[Data about app and page elements]
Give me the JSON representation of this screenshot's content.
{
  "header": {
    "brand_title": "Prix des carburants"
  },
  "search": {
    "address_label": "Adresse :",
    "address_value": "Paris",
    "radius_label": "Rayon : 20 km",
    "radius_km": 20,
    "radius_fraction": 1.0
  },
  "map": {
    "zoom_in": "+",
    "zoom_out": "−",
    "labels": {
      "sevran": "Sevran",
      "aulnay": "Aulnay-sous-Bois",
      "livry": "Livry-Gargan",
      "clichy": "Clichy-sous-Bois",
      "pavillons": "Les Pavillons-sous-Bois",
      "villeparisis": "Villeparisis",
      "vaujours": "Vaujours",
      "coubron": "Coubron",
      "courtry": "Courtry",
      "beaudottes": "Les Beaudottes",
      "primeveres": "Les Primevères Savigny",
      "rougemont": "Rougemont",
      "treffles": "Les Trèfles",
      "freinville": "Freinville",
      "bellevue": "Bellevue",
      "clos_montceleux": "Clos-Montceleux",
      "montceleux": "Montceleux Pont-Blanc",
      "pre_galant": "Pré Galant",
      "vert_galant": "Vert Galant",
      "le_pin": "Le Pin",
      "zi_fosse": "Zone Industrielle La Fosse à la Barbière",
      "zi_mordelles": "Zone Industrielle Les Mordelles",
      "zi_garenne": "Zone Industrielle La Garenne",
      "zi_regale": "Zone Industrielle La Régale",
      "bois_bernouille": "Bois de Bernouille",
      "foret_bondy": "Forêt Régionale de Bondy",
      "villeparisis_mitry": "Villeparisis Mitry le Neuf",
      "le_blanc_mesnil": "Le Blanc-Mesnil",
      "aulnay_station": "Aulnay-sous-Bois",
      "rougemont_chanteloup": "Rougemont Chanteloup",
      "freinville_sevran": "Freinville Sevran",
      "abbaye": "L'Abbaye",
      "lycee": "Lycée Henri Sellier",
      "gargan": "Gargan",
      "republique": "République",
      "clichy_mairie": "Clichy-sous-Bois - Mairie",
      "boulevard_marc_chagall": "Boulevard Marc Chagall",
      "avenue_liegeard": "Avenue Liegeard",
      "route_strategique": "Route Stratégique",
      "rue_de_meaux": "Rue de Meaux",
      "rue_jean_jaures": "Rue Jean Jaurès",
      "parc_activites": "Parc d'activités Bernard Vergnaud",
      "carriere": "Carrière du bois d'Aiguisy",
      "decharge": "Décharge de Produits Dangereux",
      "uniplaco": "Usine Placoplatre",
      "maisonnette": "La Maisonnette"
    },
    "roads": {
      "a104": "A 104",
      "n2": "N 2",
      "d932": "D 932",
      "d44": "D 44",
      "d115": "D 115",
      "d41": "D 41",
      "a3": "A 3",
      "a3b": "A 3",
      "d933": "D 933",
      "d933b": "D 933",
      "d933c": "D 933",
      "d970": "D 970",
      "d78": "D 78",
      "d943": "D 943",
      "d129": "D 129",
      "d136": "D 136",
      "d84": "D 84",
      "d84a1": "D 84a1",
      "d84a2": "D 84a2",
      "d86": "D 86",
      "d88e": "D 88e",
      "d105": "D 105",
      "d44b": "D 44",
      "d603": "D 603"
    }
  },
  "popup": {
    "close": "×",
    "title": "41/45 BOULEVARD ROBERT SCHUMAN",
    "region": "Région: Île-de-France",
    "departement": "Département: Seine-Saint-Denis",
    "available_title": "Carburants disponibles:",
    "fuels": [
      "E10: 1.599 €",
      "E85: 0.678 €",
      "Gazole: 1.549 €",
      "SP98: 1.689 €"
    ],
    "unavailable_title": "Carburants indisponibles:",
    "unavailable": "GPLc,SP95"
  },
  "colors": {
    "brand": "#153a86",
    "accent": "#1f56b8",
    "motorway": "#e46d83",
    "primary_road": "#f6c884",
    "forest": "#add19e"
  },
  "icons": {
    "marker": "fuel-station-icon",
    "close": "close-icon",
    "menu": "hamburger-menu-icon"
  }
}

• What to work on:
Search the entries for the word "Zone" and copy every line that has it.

• Answer for the task:
      "zi_fosse": "Zone Industrielle La Fosse à la Barbière",
      "zi_mordelles": "Zone Industrielle Les Mordelles",
      "zi_garenne": "Zone Industrielle La Garenne",
      "zi_regale": "Zone Industrielle La Régale",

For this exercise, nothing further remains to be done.